The Court of Appeal’s ruling this week in Harrison gives some welcome certainty over the status of an approved budget, and also the position relating to incurred costs.

On budgets, the appeal judges backed Mrs Justice Carr and her ruling in Merrix. At detailed assessment, costs judges are bound by the figures in the approved budget, unless there is ‘good reason’ to depart from them.

Rachel Rothwell

Rachel Rothwell

What will amount to ‘good reason’? Unfortunately the Court of Appeal decided to duck that question. Lord Justice Davis said any guidance he could give would inevitably have to be too generalised, and he believed the question could ‘safely’ be left to the costs judges.

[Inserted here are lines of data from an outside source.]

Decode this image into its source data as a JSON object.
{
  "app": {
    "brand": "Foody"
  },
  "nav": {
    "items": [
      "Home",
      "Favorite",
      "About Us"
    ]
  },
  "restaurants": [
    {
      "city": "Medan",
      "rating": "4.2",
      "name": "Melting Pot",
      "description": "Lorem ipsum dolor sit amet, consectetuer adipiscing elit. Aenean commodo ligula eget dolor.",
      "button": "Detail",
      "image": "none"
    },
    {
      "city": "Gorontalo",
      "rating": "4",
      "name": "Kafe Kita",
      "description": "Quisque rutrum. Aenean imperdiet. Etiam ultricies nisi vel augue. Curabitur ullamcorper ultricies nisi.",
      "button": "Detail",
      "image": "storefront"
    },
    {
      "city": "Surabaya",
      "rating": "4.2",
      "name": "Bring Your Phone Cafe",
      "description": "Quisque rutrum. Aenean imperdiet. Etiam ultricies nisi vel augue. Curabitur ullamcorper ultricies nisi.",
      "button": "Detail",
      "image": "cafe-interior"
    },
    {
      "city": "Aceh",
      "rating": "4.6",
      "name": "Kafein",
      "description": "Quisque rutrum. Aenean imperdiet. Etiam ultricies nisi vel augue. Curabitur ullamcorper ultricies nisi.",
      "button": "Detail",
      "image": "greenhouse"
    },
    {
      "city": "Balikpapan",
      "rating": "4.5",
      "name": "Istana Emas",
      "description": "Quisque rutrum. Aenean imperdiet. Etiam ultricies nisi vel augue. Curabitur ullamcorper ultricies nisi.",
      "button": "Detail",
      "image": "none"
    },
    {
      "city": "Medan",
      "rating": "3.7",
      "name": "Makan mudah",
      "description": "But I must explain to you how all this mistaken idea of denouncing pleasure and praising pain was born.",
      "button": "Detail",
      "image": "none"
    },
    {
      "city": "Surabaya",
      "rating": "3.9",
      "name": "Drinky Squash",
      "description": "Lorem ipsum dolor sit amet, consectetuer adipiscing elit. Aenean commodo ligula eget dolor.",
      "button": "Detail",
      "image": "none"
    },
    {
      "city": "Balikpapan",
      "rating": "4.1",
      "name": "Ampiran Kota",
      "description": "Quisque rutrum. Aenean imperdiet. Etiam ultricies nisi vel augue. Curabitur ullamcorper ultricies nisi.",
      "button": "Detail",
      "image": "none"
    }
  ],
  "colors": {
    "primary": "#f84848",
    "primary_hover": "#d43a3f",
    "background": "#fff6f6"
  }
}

That does seem a shame, as having no indication at all of what will be a reasonable excuse for departing from a budget does leave a large question mark hovering over proceedings.

On incurred costs, the Court of Appeal took the opportunity to add a padlock to the Pandora’s box relating to incurred costs that was opened in Sarpd Oil, and snapped shut by the Civil Procedure Rule Committee in April.

In Sarpd, Lord Justice Sales said that if parties have a problem with their opponents’ incurred costs, then the time to raise that was the first CCMC. The senior judiciary was worried about the impact these this could have on the length of CCMCs; hence a change to the CPR in April to ‘decouple’ incurred costs from costs budgets, and ensure that only future costs are budgeted. Previously incurred costs can still be ‘commented’ on by judges, however, and these comments will provide a steer to the costs judge conducting a detailed assessment at the end of the case.

In Harrison, the Court of Appeal also discussed the need for a costs judge at detailed assessment to consider proportionality in the round. The combined total of budgeted and incurred costs must be proportionate. But we’re still no closer to knowing what proportionality really means.

Harrison is a step forward for lawyers and clients who want to know where they stand on costs. But it certainly does not provide all the answers.